7. “Just as a body, though one, has many parts, but all its many parts form one body, so it is with Christ. For we were all baptized byc one Spirit so as to form one body—whether Jews or Gentiles, slave or free—and we were all given the one Spirit to drink. Even so the body is not made up of one part but of many. Now if the foot should say, “Because I am not a hand, I do not belong to the body,” it would not for that reason stop being part of the body. And if the ear should say, “Because I am not an eye, I do not belong to the body,” it would not for that reason stop being part of the body. If the whole body were an eye, where would the sense of hearing be? If the whole body were an ear, where would the sense of smell be? But in fact God has placed the parts in the body, every one of them, just as he wanted them to be. If they were all one part, where would the body be? As it is, there are many parts, but one body.”
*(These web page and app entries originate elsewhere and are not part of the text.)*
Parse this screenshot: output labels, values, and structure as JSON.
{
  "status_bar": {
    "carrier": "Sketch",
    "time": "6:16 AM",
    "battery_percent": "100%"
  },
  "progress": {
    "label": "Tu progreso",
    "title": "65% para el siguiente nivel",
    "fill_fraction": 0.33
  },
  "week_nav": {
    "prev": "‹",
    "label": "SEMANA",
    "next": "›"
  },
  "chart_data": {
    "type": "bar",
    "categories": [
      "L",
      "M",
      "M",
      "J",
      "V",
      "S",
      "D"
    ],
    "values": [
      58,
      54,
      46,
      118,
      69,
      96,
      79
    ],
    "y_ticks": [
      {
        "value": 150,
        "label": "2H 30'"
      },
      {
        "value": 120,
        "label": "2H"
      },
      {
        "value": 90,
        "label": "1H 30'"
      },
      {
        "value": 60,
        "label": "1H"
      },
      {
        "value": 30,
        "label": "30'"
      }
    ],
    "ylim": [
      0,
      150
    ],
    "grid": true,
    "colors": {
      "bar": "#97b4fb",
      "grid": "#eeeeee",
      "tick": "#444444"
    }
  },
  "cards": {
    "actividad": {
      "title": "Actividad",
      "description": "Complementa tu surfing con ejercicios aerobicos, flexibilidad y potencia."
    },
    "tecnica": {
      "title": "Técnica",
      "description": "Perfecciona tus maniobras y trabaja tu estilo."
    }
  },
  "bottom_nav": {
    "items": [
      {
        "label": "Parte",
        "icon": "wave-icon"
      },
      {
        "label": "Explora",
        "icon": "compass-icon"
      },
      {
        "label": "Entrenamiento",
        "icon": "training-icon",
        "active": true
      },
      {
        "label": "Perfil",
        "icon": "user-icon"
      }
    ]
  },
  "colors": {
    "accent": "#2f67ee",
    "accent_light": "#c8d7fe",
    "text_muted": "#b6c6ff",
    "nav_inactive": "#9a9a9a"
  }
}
“The eye cannot say to the hand, “I don’t need you!” And the head cannot say to the feet, “I don’t need you!” On the contrary, those parts of the body that seem to be weaker are indispensable, and the parts that we think are less honorable we treat with special honor. And the parts that are unpresentable are treated with special modesty, while our presentable parts need no special treatment. But God has put the body together, giving greater honor to the parts that lacked it, so that there should be no division in the body, but that its parts should have equal concern for each other. If one part suffers, every part suffers with it; if one part is honored, every part rejoices with it.” 1 Corinthians 12-26
8. Matthew Henry’s Concise Commentary: “Christ and his church form one body, as Head and members. Christians become members of this body by baptism. The outward rite is of Divine institution; it is a sign of the new birth, and is called therefore the washing of regeneration, Tit 3:5. But it is by the Spirit, only by the renewing of the Holy Ghost, that we are made members of Christ’s body. And by communion with Christ at the Lord’s supper, we are strengthened, not by drinking the wine, but by drinking into one Spirit. Each member has its form, place, and use. The meanest makes a part of the body. There must be a distinction of members in the body. So Christ’s members have different powers and different places. We should do the duties of our own place, and not murmur, or quarrel with others. All the members of the body are useful and necessary to each other. Nor is there a member of the body of Christ, but may and ought to be useful to fellow-members. As in the natural body of man, the members should be closely united by the strongest bonds of love; the good of the whole should be the object of all. All Christians are dependent one upon another; each is to expect and receive help from the rest. Let us then have more of the spirit of union in our religion.”
9. Nyomi Setri, the immediate past General Secretary of World Communion of Reformed Churches first and last weekly staff worship on 1 Corinthians 12:12-31 (see photo attached).
10. We are also part of the Council for World Mission, our sister organization, where we share our resources to carry out missionary work (http://en.m.wikipedia.org/